App and web page records
===
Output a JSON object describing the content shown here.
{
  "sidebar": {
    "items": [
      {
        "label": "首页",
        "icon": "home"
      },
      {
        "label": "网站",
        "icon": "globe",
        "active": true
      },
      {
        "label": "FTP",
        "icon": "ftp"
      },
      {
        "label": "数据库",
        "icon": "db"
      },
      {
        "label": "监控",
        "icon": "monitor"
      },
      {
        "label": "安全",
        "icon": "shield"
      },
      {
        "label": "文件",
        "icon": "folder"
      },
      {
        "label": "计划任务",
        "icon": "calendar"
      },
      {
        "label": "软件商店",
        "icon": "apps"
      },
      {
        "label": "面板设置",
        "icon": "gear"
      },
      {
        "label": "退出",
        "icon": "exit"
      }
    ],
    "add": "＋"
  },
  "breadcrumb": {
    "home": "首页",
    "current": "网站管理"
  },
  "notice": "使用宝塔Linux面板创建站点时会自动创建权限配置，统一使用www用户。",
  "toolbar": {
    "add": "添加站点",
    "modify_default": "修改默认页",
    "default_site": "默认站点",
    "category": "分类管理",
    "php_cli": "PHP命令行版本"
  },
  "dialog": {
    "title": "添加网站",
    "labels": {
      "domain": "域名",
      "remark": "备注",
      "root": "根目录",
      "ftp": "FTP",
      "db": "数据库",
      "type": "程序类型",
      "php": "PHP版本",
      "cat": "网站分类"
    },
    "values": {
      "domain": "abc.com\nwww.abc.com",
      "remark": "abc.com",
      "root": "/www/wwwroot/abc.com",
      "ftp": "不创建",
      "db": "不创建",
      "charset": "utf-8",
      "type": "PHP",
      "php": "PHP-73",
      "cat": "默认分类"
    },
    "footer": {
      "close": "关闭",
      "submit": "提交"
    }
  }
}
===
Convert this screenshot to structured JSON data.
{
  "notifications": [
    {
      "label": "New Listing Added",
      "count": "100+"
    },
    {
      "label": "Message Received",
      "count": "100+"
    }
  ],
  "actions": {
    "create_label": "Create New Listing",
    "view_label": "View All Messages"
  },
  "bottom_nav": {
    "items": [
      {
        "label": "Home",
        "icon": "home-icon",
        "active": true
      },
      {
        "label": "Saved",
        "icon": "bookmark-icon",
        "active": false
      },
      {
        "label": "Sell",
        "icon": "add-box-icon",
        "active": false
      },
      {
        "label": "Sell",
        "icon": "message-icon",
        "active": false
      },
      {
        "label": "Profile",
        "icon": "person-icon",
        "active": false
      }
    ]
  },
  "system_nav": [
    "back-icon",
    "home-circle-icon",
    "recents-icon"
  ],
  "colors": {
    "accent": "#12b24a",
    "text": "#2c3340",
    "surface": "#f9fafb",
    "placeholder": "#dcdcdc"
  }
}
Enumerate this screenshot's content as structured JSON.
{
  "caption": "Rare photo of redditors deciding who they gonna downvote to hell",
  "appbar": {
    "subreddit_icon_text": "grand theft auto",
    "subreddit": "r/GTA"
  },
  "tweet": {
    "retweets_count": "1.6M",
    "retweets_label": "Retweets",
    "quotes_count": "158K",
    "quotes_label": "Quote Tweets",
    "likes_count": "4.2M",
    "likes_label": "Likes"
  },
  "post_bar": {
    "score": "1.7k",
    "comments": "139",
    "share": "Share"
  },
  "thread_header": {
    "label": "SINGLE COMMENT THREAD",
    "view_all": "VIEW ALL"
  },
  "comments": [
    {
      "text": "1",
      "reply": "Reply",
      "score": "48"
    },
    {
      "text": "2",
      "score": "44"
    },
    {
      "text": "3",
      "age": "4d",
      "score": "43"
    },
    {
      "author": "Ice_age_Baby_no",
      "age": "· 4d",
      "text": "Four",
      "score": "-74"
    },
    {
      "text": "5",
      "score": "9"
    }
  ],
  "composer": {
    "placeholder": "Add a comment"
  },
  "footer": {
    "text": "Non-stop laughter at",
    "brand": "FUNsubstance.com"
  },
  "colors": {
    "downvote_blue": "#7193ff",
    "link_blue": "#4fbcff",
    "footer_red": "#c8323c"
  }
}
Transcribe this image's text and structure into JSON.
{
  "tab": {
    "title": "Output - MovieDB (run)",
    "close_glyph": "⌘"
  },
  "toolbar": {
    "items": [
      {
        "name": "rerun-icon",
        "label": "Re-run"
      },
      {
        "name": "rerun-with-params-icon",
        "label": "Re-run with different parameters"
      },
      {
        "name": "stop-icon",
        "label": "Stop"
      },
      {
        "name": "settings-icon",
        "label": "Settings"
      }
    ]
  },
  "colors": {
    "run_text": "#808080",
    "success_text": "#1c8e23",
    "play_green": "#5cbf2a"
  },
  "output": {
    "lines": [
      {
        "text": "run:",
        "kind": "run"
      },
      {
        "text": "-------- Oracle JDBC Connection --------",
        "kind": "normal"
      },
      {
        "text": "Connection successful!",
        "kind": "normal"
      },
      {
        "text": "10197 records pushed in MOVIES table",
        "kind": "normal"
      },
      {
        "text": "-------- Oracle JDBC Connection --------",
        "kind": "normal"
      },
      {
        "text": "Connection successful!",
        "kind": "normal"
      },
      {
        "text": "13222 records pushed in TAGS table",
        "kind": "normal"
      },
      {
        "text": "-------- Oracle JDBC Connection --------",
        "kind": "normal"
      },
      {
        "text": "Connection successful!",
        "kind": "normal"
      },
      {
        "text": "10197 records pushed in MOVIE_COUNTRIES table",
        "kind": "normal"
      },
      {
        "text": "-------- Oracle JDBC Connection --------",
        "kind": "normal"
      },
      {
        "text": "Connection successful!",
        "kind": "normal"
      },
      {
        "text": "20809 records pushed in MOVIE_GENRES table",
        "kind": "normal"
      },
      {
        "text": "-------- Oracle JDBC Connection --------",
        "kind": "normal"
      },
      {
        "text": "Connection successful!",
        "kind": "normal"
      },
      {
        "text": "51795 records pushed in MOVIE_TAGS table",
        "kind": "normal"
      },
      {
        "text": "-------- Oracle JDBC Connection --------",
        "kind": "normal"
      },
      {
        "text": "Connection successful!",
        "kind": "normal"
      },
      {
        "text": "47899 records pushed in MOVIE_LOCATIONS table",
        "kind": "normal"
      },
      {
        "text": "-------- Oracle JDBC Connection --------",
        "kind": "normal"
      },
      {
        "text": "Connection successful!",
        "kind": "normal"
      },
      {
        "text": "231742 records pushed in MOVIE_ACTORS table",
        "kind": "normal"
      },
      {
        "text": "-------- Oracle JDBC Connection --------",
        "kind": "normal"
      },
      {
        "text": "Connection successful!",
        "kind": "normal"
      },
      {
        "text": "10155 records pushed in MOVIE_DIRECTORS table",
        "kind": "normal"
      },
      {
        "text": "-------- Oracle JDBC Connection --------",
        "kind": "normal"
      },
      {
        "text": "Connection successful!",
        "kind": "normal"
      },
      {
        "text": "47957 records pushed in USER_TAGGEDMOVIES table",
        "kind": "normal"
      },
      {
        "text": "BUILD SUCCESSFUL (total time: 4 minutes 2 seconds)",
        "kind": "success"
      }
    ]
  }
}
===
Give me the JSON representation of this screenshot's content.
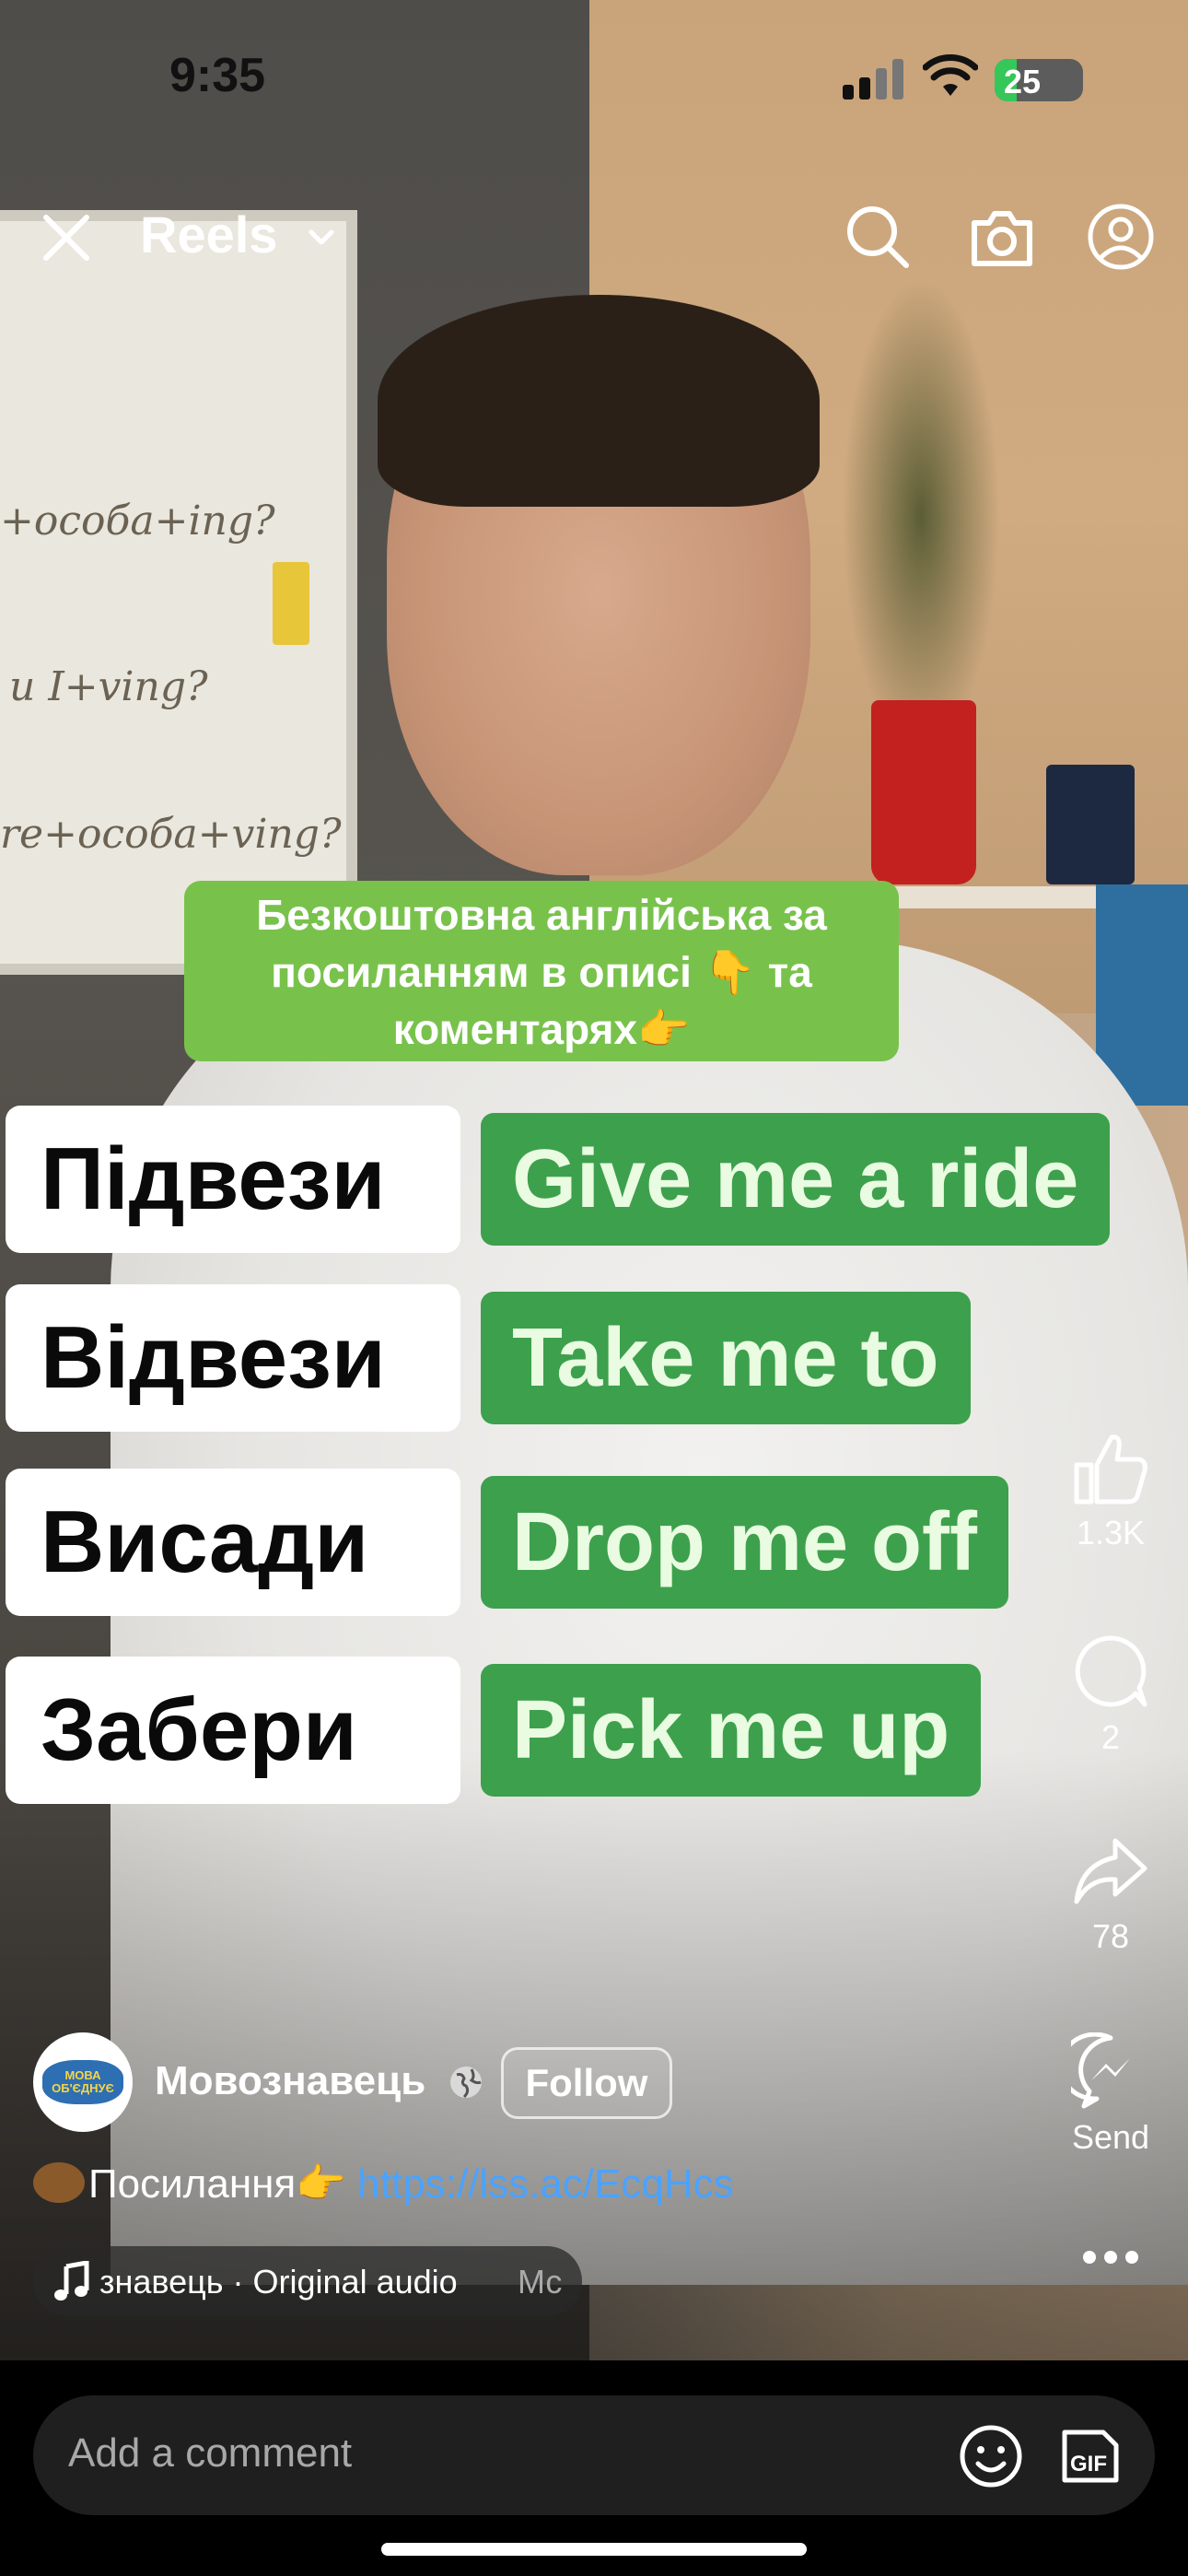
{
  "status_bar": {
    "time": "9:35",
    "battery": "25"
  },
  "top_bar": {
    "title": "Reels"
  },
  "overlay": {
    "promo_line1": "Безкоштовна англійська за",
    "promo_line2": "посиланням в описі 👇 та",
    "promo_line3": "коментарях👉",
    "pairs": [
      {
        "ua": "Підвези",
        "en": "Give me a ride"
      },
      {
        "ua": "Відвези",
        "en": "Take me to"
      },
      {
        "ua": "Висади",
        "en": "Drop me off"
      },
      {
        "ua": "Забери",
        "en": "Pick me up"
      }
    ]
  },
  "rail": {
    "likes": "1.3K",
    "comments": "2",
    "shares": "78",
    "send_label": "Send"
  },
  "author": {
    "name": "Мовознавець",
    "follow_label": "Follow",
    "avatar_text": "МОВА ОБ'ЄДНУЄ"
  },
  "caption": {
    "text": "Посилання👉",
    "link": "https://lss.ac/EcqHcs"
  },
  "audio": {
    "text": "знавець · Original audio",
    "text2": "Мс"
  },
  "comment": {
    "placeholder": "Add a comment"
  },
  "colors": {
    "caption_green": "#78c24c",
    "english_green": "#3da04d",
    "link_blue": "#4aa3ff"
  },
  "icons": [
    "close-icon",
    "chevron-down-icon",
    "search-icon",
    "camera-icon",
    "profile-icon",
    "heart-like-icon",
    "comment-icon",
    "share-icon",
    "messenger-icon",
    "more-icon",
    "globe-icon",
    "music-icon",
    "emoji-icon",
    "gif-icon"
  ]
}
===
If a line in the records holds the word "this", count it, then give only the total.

4